The likelihood is that China’s space exploration and commercial programs will advance in tandem. For i-Space chief engineer Yi Wei, launching satellites is simple compared to his previous job designing escape pods for China’s state-run human space program. “In comparison, I feel no pressure here at all,” he says.

Sep 3, 2019

A Molecule Designed By AI Exhibits ‘Druglike’ Qualities

Posted by in categories: biotech/medical, robotics/AI

Why the rush? It now costs $2.6 billion, by one estimate, to get a new drug to market, and pipelines are only getting slower and more expensive. There’s hope—and hype—that AI could help chip away at that figure by reducing the time and labor before a drug starts clinical trials.
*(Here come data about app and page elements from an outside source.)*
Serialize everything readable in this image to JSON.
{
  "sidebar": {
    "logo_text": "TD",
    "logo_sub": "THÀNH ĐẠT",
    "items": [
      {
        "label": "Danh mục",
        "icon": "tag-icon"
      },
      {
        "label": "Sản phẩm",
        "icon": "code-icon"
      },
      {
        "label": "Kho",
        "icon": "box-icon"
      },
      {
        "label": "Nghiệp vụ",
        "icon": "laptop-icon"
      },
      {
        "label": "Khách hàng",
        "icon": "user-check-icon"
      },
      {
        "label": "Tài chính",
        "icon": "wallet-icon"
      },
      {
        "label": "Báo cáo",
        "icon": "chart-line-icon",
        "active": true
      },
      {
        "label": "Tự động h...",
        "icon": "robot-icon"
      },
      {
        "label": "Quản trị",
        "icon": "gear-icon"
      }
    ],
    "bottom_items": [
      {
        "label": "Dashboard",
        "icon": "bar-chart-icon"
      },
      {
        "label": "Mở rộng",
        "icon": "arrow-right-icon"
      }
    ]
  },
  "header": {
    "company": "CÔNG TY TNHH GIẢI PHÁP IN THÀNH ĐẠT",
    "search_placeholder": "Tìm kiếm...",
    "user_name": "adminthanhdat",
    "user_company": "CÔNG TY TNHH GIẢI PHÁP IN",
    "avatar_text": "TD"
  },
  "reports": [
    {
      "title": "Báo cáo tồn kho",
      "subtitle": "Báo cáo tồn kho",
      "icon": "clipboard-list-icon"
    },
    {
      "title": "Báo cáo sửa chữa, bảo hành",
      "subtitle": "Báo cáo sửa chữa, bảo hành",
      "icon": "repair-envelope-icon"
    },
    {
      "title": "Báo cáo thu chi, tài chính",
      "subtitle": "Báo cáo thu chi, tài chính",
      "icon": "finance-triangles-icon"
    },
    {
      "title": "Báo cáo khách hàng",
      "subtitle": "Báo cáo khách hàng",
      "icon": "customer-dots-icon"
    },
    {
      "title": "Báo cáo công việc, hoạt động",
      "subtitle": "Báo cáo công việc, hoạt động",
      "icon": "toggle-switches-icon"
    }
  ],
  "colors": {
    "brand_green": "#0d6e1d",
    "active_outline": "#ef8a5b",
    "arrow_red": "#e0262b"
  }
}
The idea is that the same techniques used to generate realistic deepfakes and deftly play Go might be able to decipher the complex rules of drug design and generate molecules from scratch.


Insilico Medicine is among several startups trying to harness artificial intelligence to speed to development of drugs.

Sep 2, 2019

‘World’s first space hotel’ revealed with artificial gravity and stunning ‘Earth view’ cabins for 400 astro-tourists

Posted by in categories: futurism, space

DESIGNS for the ‘first space hotel’ have been revealed and it’s as weird and futuristic as you would expect.

The orbiting space station is designed to accommodate 400 guests and has facilities that you find in top hotels such as restaurants, bars and a cinema.

The commercial space hotel has been designed by The Gateway Foundation.

Sep 2, 2019

The bizarre logic of the many-worlds theory

Posted by in category: futurism

Robert P. Crease enjoys Sean Carroll’s foray into a 60-year-old theory.